  1. PHYSIOTHERAPY Gebre, our volunteer physiotherapist, has created an individual physiotherapy plan for each child, tailored to help them meet the Aims & Objectives set by the staff team and relevant to improving their mobility. Each plan includes a projection plan based on the disability presented and the assumed progress that each child could make once regularly using their own physiotherapy plan.  The staff at the day service work, using these plans, to help each child improve their mobility and the dexterity in their joints. At the staff monthly meetings these plans are reviewed and adapted, using the projected plan created by Gebre, to meet the progress each child has made, new Aims & Objectives are set and their individual physiotherapy plans are adapted accordingly. 
  2. WATER THERAPY  During water therapy a child is immersed in the water and is better able to perform exercises. Water reduces the pressure on bones and joints which enable the child to move freely. This benefits the child by strengthening muscle tone, improving coordination and increasing endurance. It is a great way to increase range of motion & agility . It is one of the best therapy tools available because the child does not have to worry about gravity. Water therapy is beneficial for children that are both hypotonic or hypertonic, movement becomes much easier for them , they have increased body awareness, their joints relax and they have improved flexibility and all while they are having fun. During water therapy the children follow the same physiotherapy Aims & Objectives as set for their on land exercises. 
  3. MUSIC THERAPY is a fun way for children living with special needs to improve the dexterity in their upper joints and enhance their sensory motor skills. There is substantial evidence to prove that this therapy helps increase attention span and auditory processing. It can improve behavior, language and cognitive functioning. It has been proven to decrease self stimulation and agitation, increase socialization and enhance sensory motor skills. During music therapy the children listen to a range of Amharic & English children's songs and using hand on hand technique the children are encouraged to make their own music using wooden instruments donated by Layidou; a French organisation that support the project by donating sensory equipment for use in therapy. 
  4. SENSORY ROOM Time in a sensory room helps children improve their visual, auditory and tactile processing as well as fine and gross motor skills. By providing a sense of calm and comfort, sensory rooms help children learn to self-regulate their behaviours , which ultimately improves focus. The sensory room serves two main purposes; it is a safe space for the children to relax and can be used to encourage the children to follow light patterns whilst stimulating them visually. The sensory room is a powerful tool for stimulating their senses.

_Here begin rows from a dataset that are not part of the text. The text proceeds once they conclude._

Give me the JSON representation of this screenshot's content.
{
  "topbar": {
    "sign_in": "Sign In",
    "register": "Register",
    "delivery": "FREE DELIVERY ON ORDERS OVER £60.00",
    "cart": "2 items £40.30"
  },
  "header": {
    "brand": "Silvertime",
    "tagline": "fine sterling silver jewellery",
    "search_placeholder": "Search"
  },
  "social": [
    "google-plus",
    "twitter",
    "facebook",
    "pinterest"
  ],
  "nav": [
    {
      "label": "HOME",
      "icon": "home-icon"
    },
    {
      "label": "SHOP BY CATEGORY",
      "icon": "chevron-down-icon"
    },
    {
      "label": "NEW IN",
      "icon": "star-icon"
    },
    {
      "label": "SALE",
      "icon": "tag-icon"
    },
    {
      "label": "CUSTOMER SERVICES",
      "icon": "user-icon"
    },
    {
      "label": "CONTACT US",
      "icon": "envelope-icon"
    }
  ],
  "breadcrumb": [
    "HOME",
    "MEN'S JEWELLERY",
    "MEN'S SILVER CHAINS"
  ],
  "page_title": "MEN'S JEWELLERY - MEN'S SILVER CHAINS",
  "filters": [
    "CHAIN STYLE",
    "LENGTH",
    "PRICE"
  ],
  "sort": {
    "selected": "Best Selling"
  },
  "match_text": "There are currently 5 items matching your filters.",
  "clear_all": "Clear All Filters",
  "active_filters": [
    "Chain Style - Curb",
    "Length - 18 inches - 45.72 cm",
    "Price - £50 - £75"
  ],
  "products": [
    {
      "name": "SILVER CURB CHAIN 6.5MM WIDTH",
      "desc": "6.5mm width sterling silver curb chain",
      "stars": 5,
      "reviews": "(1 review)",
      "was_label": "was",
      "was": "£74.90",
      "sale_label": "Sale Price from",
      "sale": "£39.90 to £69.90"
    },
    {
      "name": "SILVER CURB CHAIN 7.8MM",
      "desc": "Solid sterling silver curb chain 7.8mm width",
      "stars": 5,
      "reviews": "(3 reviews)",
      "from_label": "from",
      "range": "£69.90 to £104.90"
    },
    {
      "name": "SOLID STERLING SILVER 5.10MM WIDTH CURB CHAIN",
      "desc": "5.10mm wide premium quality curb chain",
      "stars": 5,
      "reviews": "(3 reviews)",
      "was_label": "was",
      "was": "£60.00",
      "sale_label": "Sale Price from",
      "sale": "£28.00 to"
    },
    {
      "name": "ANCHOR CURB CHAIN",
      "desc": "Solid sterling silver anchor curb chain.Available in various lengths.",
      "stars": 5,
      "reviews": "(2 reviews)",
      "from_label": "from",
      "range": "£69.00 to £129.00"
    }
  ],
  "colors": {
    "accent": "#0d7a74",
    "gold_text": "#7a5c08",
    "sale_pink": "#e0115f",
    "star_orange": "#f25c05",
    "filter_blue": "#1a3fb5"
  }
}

Autistic Unit

The Autistic Classroom

Many of the children currently using the day service have autism but no learning disability and therefore have the capacity for academic studies. The OHWC will open a separate classroom to accommodate such children where they can learn comfortably at their own pace, where they can abscond to a safe place should they feel the need and where they will learn, using equipment specially designed to support autistic children, to be the best that they can be. 

They will be joined by several other children living with autism who have been excluded from mainstream education because of their need to abscond. Children living with autism are generally misunderstood and treated as if they lack intelligence but many such children are savants; great artists and great musicians able to master skills almost immediately after witnessing the skill being displayed. 

The classroom will be designed to allow each child access to the door should they need to leave. Ear defenders will be available to enable the children to block out unwanted noise should the environment become over stimulating. The class will be run by a qualified Special Needs teacher and a fully trained teaching assistant. 

Specialized equipment for children living with autism has been donated by Layidou , a French organisation committed to supporting the project by donating equipment for use during therapy sessions.

Weynshet loves reading to her doll Tigist
Weynshet loves reading to her doll Tigist

Meet our children

Here we introduce you to our current beneficiaries, our children, enjoy

Barbara Mena Okugbeni